» Task item
Return each line below exactly as it reads, and omit any image in it.

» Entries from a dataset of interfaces
####

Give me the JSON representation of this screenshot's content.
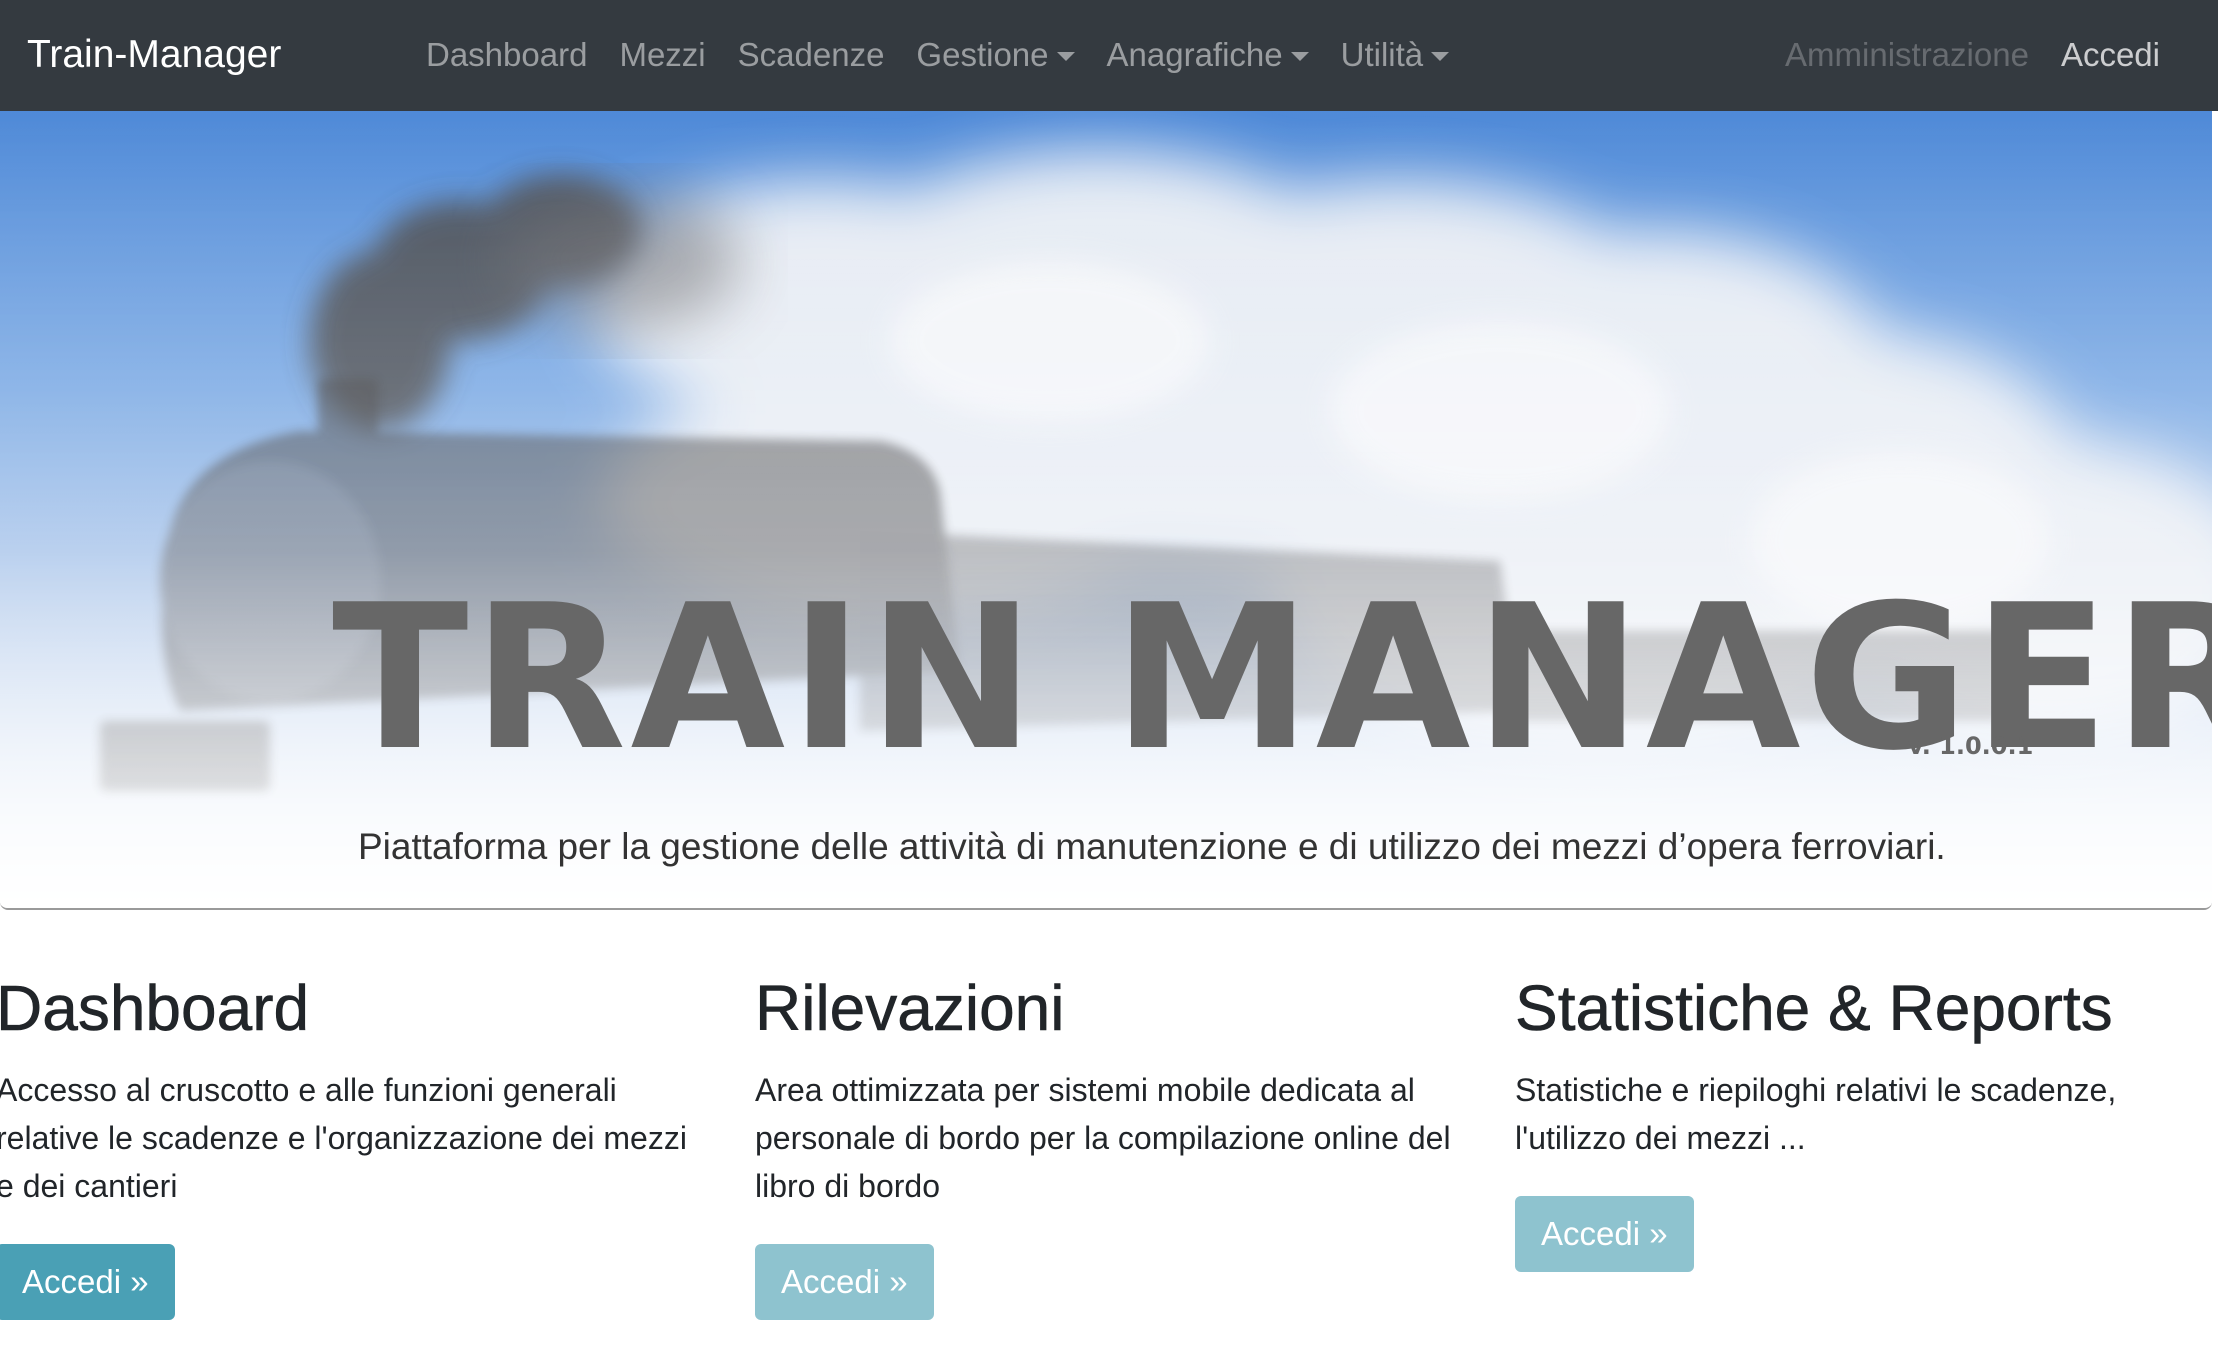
{
  "navbar": {
    "brand": "Train-Manager",
    "links": [
      {
        "label": "Dashboard"
      },
      {
        "label": "Mezzi"
      },
      {
        "label": "Scadenze"
      },
      {
        "label": "Gestione"
      },
      {
        "label": "Anagrafiche"
      },
      {
        "label": "Utilità"
      }
    ],
    "right": {
      "admin": "Amministrazione",
      "login": "Accedi"
    }
  },
  "hero": {
    "title": "TRAIN MANAGER",
    "version": "v. 1.0.0.1",
    "lead": "Piattaforma per la gestione delle attività di manutenzione e di utilizzo dei mezzi d’opera ferroviari."
  },
  "columns": [
    {
      "heading": "Dashboard",
      "text": "Accesso al cruscotto e alle funzioni generali relative le scadenze e l'organizzazione dei mezzi e dei cantieri",
      "button": "Accedi »"
    },
    {
      "heading": "Rilevazioni",
      "text": "Area ottimizzata per sistemi mobile dedicata al personale di bordo per la compilazione online del libro di bordo",
      "button": "Accedi »"
    },
    {
      "heading": "Statistiche & Reports",
      "text": "Statistiche e riepiloghi relativi le scadenze, l'utilizzo dei mezzi ...",
      "button": "Accedi »"
    }
  ],
  "colors": {
    "navbar_bg": "#343a40",
    "button_primary": "#4aa0b5",
    "button_disabled": "#8ec3cf",
    "hero_title": "#676767"
  }
}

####

» Response
Give me the JSON representation of this screenshot's content.
{
  "navbar": {
    "brand": "Train-Manager",
    "links": [
      {
        "label": "Dashboard"
      },
      {
        "label": "Mezzi"
      },
      {
        "label": "Scadenze"
      },
      {
        "label": "Gestione"
      },
      {
        "label": "Anagrafiche"
      },
      {
        "label": "Utilità"
      }
    ],
    "right": {
      "admin": "Amministrazione",
      "login": "Accedi"
    }
  },
  "hero": {
    "title": "TRAIN MANAGER",
    "version": "v. 1.0.0.1",
    "lead": "Piattaforma per la gestione delle attività di manutenzione e di utilizzo dei mezzi d’opera ferroviari."
  },
  "columns": [
    {
      "heading": "Dashboard",
      "text": "Accesso al cruscotto e alle funzioni generali relative le scadenze e l'organizzazione dei mezzi e dei cantieri",
      "button": "Accedi »"
    },
    {
      "heading": "Rilevazioni",
      "text": "Area ottimizzata per sistemi mobile dedicata al personale di bordo per la compilazione online del libro di bordo",
      "button": "Accedi »"
    },
    {
      "heading": "Statistiche & Reports",
      "text": "Statistiche e riepiloghi relativi le scadenze, l'utilizzo dei mezzi ...",
      "button": "Accedi »"
    }
  ],
  "colors": {
    "navbar_bg": "#343a40",
    "button_primary": "#4aa0b5",
    "button_disabled": "#8ec3cf",
    "hero_title": "#676767"
  }
}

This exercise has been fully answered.